One word: Biotech. As if acting on some wise elder's tip-off, Pharma got its biotech groove on in 2007. The reasoning is clear. Biologic drugs are among the pharma industry's hottest performers. Pharma badly needs new blockbusters. So, hoping to pump up deflated pipelines, drug makers licensed in-development drugs or simply bought entire companies.
Some of the numbers are eye-popping. AstraZeneca shelled out $15.2 billion for MedImmune. Schering-Plough paid $14.4 billion for Organon BioSciences (FYI, that's a 37 percent premium). By comparison, the $2.65 billion Shire plunked down for New River Pharmaceuticals looks like pocket change. Then there's Merck's $1.1 billion buyout of Sirna Therapeutics; the additional $350 million for NovaCardia look like pocket change. Pfizer snapped up Coley Pharmaceutical Group for $164 million--plus it invested $50 million in biotech startups, and it launched a new bio-oriented research center in California.
Meanwhile, licensing deals are flying. Merck KGaA just made a $421 million deal with Idera for cancer therapies. AstraZeneca inked a $400 million deal with Silence Therapeutics, developer of siRNA technologies for use in respiratory diseases and cancer. GlaxoSmithKline paired up with OncoMed to the tune of $1.4 billion, hoping to turn one of its oncologic candidates into the next big thing. And many, many, many more. In fact, biotech is so big in the industry, the old chemical-based drugs are passé, to the point that career chemists are finding their places at the bench dwindling.
The big question is whether drug makers can cherry-pick enough biotech candidates to fill their new-product baskets. Is the old model of in-house R&D on its last legs? Is Big Pharma just too big to deliver real innovation? Stay tuned in 2008.
- see our report on the top five buyouts of the first half of 2007
- read about Big Pharma's love affair with biotech at CNN Money
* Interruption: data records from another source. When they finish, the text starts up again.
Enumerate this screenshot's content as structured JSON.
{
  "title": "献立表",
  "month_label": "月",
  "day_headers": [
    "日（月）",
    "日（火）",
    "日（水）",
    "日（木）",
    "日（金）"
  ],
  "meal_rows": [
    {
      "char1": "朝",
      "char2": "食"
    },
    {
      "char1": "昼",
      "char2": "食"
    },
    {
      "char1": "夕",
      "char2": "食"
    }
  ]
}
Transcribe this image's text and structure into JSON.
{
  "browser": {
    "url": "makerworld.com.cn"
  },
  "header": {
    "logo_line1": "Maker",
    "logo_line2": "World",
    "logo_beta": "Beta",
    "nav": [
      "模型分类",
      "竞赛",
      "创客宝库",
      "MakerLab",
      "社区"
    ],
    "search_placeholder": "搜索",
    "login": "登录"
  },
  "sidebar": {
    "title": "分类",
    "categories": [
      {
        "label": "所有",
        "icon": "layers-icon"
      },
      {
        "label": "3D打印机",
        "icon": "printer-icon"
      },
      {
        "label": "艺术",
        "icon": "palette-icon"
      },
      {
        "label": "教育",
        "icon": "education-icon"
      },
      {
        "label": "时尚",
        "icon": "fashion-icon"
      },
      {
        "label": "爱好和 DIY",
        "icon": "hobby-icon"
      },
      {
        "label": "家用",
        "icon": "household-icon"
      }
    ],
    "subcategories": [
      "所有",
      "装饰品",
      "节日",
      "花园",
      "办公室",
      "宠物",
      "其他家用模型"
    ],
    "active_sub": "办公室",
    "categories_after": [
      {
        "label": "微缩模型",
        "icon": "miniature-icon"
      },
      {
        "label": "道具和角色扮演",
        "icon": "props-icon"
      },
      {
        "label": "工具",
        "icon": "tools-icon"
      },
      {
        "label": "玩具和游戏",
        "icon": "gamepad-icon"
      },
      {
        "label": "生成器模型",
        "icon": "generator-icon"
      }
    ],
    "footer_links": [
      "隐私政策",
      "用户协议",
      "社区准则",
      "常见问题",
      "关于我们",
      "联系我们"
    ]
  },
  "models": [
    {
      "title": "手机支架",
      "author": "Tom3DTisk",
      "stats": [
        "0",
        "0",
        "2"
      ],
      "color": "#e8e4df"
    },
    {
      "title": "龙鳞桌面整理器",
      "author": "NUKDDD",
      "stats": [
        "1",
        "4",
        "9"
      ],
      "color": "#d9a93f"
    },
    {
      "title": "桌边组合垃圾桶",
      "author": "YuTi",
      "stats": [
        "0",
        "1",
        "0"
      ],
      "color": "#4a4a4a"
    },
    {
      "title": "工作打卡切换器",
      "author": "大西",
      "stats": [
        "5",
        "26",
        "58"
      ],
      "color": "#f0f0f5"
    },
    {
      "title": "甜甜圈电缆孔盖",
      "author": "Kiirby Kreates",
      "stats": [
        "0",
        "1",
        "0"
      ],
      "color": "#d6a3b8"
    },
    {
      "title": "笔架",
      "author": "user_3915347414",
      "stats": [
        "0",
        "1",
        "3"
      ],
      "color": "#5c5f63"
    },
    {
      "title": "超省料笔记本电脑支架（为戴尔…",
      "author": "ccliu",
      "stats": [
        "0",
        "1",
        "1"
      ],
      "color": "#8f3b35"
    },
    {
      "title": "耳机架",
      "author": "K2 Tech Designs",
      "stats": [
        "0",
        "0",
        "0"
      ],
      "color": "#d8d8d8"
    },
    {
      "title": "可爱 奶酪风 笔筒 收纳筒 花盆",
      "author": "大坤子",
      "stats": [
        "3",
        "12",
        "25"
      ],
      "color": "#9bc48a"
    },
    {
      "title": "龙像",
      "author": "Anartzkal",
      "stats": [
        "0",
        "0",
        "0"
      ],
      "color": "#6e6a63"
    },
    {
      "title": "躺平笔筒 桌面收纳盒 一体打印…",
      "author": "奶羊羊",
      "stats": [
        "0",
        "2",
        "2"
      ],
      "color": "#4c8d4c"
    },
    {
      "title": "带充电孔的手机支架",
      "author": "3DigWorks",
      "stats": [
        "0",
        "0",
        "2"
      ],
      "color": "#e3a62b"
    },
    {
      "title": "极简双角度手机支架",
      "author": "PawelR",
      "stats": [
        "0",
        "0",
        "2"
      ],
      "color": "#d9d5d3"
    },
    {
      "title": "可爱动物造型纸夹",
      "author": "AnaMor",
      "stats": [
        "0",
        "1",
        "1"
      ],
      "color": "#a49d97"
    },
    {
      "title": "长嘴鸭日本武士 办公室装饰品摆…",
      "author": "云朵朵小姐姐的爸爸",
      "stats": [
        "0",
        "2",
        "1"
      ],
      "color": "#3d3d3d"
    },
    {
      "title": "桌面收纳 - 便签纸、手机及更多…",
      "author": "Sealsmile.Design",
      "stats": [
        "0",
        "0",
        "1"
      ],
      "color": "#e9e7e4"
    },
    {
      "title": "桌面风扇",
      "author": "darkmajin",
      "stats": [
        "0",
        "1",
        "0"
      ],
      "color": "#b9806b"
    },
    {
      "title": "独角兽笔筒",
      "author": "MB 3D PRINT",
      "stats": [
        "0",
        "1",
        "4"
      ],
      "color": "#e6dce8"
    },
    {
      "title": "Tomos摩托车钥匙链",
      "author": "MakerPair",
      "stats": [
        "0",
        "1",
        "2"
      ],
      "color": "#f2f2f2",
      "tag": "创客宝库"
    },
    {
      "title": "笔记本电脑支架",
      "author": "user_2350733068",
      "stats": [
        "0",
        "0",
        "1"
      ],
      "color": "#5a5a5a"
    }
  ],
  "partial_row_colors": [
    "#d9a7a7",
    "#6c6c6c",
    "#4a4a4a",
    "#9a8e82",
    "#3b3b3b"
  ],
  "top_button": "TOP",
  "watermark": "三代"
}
Burrill bullish on M&As. Report
Should Pharma take the M&A cure? Report
M&A activity heats up as biotech IPOs struggle. Report